Input for this task

--------

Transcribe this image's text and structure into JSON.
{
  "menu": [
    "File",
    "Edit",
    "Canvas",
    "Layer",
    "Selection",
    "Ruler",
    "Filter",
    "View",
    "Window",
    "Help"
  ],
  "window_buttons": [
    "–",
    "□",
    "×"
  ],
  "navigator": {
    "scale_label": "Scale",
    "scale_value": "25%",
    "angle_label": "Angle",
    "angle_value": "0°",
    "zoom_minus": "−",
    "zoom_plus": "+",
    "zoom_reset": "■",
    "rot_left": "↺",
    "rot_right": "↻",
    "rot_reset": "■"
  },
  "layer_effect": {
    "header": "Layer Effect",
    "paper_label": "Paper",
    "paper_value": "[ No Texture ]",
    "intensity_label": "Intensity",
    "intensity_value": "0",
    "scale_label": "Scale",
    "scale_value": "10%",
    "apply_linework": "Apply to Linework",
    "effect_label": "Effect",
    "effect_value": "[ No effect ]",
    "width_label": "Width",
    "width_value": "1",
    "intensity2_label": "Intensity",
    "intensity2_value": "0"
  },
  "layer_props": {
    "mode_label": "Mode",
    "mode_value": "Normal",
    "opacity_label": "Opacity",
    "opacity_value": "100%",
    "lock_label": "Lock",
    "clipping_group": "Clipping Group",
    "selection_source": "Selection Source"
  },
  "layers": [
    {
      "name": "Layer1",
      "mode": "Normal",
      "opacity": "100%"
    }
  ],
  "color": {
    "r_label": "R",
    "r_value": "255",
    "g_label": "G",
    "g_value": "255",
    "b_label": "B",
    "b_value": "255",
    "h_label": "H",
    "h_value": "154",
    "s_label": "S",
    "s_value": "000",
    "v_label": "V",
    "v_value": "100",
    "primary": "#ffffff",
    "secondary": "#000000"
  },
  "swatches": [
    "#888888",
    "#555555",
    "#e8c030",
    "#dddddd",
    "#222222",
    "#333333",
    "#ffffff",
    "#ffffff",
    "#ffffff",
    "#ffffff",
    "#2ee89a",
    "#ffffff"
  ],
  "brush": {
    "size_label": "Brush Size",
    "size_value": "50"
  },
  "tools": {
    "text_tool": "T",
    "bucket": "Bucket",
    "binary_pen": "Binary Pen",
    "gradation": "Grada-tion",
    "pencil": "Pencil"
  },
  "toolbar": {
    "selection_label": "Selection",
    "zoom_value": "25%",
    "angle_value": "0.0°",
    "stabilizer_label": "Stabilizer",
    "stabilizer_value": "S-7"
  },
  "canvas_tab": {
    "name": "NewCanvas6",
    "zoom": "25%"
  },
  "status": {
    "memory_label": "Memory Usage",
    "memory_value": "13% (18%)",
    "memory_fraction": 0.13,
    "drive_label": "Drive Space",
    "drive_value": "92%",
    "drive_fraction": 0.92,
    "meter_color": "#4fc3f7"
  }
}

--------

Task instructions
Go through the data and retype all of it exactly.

Exercise result
Transcribe this image's text and structure into JSON.
{
  "menu": [
    "File",
    "Edit",
    "Canvas",
    "Layer",
    "Selection",
    "Ruler",
    "Filter",
    "View",
    "Window",
    "Help"
  ],
  "window_buttons": [
    "–",
    "□",
    "×"
  ],
  "navigator": {
    "scale_label": "Scale",
    "scale_value": "25%",
    "angle_label": "Angle",
    "angle_value": "0°",
    "zoom_minus": "−",
    "zoom_plus": "+",
    "zoom_reset": "■",
    "rot_left": "↺",
    "rot_right": "↻",
    "rot_reset": "■"
  },
  "layer_effect": {
    "header": "Layer Effect",
    "paper_label": "Paper",
    "paper_value": "[ No Texture ]",
    "intensity_label": "Intensity",
    "intensity_value": "0",
    "scale_label": "Scale",
    "scale_value": "10%",
    "apply_linework": "Apply to Linework",
    "effect_label": "Effect",
    "effect_value": "[ No effect ]",
    "width_label": "Width",
    "width_value": "1",
    "intensity2_label": "Intensity",
    "intensity2_value": "0"
  },
  "layer_props": {
    "mode_label": "Mode",
    "mode_value": "Normal",
    "opacity_label": "Opacity",
    "opacity_value": "100%",
    "lock_label": "Lock",
    "clipping_group": "Clipping Group",
    "selection_source": "Selection Source"
  },
  "layers": [
    {
      "name": "Layer1",
      "mode": "Normal",
      "opacity": "100%"
    }
  ],
  "color": {
    "r_label": "R",
    "r_value": "255",
    "g_label": "G",
    "g_value": "255",
    "b_label": "B",
    "b_value": "255",
    "h_label": "H",
    "h_value": "154",
    "s_label": "S",
    "s_value": "000",
    "v_label": "V",
    "v_value": "100",
    "primary": "#ffffff",
    "secondary": "#000000"
  },
  "swatches": [
    "#888888",
    "#555555",
    "#e8c030",
    "#dddddd",
    "#222222",
    "#333333",
    "#ffffff",
    "#ffffff",
    "#ffffff",
    "#ffffff",
    "#2ee89a",
    "#ffffff"
  ],
  "brush": {
    "size_label": "Brush Size",
    "size_value": "50"
  },
  "tools": {
    "text_tool": "T",
    "bucket": "Bucket",
    "binary_pen": "Binary Pen",
    "gradation": "Grada-tion",
    "pencil": "Pencil"
  },
  "toolbar": {
    "selection_label": "Selection",
    "zoom_value": "25%",
    "angle_value": "0.0°",
    "stabilizer_label": "Stabilizer",
    "stabilizer_value": "S-7"
  },
  "canvas_tab": {
    "name": "NewCanvas6",
    "zoom": "25%"
  },
  "status": {
    "memory_label": "Memory Usage",
    "memory_value": "13% (18%)",
    "memory_fraction": 0.13,
    "drive_label": "Drive Space",
    "drive_value": "92%",
    "drive_fraction": 0.92,
    "meter_color": "#4fc3f7"
  }
}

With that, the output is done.